# [What needs to be done]
The answer must consist of every line in the data below that holds the word "JSON".

Segment Start: Data supplied

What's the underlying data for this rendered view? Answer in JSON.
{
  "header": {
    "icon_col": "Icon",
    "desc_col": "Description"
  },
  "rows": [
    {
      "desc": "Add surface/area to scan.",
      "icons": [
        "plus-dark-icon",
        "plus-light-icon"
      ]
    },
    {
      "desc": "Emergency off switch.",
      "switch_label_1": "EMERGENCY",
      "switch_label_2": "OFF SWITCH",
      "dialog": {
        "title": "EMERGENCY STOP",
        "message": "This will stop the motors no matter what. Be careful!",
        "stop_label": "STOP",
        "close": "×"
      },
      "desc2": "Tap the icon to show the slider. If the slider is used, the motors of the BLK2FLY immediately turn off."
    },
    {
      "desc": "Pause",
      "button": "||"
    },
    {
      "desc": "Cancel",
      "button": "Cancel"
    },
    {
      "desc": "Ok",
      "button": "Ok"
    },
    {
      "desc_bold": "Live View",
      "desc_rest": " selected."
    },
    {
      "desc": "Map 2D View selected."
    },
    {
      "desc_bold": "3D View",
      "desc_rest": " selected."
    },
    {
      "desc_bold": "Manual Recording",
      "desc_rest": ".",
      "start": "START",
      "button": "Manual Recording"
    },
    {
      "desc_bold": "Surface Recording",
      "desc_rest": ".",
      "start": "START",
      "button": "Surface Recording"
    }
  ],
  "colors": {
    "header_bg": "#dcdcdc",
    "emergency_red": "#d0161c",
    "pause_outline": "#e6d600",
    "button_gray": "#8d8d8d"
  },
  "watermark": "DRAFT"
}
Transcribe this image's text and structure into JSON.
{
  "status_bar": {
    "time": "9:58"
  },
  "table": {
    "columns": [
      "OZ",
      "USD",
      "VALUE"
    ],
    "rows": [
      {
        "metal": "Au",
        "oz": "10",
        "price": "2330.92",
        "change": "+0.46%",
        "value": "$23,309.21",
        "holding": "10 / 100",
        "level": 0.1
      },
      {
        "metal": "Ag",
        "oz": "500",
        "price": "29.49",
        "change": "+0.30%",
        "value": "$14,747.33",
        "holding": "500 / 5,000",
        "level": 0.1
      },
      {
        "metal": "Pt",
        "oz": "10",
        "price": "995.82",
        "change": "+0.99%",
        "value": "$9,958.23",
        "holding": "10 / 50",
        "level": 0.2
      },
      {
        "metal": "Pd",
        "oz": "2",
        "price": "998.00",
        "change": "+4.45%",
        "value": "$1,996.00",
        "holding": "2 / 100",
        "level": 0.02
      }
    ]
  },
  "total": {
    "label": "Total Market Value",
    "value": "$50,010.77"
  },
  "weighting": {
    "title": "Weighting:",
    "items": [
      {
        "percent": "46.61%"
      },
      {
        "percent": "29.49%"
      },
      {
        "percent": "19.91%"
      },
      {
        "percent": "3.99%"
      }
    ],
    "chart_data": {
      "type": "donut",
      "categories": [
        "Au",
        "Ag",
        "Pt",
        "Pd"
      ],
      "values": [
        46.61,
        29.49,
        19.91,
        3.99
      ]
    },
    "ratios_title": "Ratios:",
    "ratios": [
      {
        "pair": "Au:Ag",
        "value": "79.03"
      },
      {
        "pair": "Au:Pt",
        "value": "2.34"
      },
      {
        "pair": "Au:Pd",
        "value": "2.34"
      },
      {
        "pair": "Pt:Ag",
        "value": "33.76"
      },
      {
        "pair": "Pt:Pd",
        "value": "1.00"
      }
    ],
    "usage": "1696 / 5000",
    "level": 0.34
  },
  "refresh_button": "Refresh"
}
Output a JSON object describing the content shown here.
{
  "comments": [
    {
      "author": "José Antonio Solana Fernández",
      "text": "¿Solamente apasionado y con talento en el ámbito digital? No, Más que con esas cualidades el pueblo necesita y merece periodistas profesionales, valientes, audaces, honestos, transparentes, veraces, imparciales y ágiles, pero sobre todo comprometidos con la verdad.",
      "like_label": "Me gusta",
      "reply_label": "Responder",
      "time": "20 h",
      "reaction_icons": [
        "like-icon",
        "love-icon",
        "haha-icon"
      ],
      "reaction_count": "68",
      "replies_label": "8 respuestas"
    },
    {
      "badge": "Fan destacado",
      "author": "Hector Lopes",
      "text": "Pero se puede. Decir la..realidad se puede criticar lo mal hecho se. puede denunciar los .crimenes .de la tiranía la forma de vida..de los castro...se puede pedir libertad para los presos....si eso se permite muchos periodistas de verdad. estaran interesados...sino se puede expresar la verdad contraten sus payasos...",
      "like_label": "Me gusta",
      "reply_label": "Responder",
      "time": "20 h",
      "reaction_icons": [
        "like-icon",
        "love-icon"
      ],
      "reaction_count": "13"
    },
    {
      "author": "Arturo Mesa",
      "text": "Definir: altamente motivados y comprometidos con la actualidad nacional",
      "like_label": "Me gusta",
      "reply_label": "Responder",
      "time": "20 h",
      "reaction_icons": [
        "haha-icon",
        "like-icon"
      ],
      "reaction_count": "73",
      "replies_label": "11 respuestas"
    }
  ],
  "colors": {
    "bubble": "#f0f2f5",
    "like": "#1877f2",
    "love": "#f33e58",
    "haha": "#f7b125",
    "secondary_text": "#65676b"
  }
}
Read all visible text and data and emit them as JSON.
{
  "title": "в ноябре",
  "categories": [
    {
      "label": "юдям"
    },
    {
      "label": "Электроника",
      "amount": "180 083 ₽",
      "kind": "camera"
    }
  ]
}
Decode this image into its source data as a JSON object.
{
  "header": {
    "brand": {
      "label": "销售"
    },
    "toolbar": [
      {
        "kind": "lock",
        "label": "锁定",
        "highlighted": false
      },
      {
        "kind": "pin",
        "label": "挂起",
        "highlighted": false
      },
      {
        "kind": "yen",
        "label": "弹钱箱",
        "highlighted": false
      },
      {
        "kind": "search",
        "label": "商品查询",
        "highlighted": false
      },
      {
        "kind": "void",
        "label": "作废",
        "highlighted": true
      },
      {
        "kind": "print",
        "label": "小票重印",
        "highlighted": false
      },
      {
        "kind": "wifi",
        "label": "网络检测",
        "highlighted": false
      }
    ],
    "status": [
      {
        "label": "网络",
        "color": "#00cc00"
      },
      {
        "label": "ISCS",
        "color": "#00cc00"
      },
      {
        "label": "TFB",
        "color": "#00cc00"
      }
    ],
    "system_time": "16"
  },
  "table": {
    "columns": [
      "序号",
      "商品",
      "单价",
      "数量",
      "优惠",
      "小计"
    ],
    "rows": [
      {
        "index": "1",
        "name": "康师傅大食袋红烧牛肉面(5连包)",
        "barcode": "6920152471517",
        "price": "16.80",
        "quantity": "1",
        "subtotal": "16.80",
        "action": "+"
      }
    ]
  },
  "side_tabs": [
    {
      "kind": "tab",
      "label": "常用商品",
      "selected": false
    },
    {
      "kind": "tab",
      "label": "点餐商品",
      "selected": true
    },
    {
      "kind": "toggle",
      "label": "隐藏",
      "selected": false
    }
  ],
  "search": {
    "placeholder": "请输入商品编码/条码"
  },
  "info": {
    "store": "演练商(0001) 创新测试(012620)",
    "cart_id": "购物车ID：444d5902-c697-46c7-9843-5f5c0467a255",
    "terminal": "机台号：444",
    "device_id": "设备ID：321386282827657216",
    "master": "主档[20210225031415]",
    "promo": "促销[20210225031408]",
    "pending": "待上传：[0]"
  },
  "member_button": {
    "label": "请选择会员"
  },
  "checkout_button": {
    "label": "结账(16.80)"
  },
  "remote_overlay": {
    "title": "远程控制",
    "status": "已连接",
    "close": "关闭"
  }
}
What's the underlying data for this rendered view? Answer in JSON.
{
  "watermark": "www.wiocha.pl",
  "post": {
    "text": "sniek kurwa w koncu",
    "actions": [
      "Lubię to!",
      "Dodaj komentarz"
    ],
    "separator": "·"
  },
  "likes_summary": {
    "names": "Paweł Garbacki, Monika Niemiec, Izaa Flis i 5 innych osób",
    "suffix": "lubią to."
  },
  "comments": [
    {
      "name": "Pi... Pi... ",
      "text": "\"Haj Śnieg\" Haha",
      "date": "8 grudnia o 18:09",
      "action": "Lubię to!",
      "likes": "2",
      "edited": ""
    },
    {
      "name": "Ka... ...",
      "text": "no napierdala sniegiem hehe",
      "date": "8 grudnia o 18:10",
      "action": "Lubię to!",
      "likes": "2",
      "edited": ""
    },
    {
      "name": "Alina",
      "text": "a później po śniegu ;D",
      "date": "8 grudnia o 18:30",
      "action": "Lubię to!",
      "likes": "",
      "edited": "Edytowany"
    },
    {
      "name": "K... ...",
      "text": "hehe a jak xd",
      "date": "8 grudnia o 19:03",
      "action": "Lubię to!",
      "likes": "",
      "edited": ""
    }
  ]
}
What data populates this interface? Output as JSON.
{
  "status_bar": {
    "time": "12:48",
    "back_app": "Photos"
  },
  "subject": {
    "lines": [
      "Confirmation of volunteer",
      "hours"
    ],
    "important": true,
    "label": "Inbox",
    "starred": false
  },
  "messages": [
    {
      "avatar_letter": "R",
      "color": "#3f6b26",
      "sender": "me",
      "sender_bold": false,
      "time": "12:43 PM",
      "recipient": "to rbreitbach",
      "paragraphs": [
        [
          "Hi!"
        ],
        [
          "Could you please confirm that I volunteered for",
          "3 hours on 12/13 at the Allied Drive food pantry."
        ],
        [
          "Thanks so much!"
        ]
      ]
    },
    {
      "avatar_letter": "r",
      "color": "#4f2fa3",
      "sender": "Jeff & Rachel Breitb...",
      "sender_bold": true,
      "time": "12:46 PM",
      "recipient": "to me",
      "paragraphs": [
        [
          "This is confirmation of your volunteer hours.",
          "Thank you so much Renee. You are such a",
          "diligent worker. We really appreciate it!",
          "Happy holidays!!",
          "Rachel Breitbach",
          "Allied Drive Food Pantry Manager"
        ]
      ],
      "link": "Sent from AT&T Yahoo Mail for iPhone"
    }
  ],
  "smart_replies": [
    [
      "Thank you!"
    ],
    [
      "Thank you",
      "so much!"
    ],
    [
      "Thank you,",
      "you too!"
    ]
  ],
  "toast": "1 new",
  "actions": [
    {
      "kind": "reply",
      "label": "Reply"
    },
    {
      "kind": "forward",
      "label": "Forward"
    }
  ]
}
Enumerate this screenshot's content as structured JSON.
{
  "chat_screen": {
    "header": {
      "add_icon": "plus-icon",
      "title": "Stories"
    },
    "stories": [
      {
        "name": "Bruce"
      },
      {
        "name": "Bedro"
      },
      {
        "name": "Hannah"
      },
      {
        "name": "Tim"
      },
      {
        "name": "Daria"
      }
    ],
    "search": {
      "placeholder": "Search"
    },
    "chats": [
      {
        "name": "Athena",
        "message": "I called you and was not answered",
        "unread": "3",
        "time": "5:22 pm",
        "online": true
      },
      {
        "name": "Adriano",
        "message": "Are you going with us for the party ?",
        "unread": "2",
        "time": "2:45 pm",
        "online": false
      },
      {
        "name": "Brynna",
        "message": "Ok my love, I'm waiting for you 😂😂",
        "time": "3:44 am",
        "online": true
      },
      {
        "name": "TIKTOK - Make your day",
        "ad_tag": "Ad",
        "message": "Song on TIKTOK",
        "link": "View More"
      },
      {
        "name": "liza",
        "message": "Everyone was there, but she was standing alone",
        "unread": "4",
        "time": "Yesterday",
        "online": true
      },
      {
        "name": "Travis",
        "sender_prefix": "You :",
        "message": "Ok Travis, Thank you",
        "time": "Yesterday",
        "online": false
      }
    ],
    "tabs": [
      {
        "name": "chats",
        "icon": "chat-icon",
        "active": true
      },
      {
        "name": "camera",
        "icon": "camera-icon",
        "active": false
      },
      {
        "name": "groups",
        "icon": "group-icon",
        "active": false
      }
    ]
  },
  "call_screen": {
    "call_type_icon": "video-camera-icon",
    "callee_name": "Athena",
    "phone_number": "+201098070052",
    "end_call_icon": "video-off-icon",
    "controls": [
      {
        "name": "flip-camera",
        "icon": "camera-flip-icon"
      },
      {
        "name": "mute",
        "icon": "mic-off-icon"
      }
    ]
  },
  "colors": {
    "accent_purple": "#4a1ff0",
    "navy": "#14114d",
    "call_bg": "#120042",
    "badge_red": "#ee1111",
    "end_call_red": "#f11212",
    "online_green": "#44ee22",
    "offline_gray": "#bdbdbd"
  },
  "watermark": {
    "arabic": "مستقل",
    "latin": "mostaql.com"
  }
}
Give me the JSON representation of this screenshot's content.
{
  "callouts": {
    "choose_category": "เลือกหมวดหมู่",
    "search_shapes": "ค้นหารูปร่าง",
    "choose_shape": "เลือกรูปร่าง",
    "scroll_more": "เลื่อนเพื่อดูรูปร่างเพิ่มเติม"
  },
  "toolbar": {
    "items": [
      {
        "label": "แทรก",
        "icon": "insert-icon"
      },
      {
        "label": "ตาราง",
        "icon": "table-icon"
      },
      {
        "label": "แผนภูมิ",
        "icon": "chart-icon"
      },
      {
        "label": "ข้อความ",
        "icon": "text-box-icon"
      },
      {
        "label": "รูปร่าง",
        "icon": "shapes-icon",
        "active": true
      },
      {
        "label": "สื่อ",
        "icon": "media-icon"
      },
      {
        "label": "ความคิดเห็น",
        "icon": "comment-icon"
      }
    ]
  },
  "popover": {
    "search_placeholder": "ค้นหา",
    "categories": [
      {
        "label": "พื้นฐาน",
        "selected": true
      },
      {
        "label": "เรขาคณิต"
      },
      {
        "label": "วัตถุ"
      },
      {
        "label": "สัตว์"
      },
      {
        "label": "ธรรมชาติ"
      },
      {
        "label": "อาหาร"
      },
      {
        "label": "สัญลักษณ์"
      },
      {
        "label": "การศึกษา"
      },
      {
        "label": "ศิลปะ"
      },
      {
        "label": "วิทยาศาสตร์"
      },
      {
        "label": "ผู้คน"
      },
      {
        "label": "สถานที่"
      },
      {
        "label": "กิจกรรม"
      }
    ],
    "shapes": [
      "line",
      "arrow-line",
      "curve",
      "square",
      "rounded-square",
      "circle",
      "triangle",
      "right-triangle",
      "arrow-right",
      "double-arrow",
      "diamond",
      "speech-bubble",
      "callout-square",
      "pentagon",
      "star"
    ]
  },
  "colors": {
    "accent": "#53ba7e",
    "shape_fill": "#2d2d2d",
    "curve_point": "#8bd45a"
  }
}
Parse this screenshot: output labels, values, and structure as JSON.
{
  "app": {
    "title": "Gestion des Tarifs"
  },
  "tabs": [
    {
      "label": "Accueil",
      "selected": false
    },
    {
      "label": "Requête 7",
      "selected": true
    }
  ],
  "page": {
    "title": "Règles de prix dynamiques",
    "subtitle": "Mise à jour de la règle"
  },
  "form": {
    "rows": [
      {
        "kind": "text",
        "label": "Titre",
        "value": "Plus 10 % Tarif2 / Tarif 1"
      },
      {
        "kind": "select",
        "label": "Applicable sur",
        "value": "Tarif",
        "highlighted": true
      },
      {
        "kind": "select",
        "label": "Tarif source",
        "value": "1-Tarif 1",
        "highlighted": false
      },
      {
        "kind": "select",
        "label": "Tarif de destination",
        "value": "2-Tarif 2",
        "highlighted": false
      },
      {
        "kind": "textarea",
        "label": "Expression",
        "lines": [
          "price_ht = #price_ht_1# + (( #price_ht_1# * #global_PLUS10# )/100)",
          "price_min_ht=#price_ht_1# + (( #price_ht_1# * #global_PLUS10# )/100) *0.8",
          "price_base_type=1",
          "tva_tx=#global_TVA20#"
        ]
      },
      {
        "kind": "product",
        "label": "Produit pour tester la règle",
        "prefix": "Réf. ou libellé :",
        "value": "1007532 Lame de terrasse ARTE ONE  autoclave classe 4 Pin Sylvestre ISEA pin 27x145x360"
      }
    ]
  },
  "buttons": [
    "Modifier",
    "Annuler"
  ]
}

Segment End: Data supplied

# [Exercise answer]
What's the underlying data for this rendered view? Answer in JSON.
Transcribe this image's text and structure into JSON.
Output a JSON object describing the content shown here.
Read all visible text and data and emit them as JSON.
Decode this image into its source data as a JSON object.
What's the underlying data for this rendered view? Answer in JSON.
What data populates this interface? Output as JSON.
Enumerate this screenshot's content as structured JSON.
Give me the JSON representation of this screenshot's content.
Parse this screenshot: output labels, values, and structure as JSON.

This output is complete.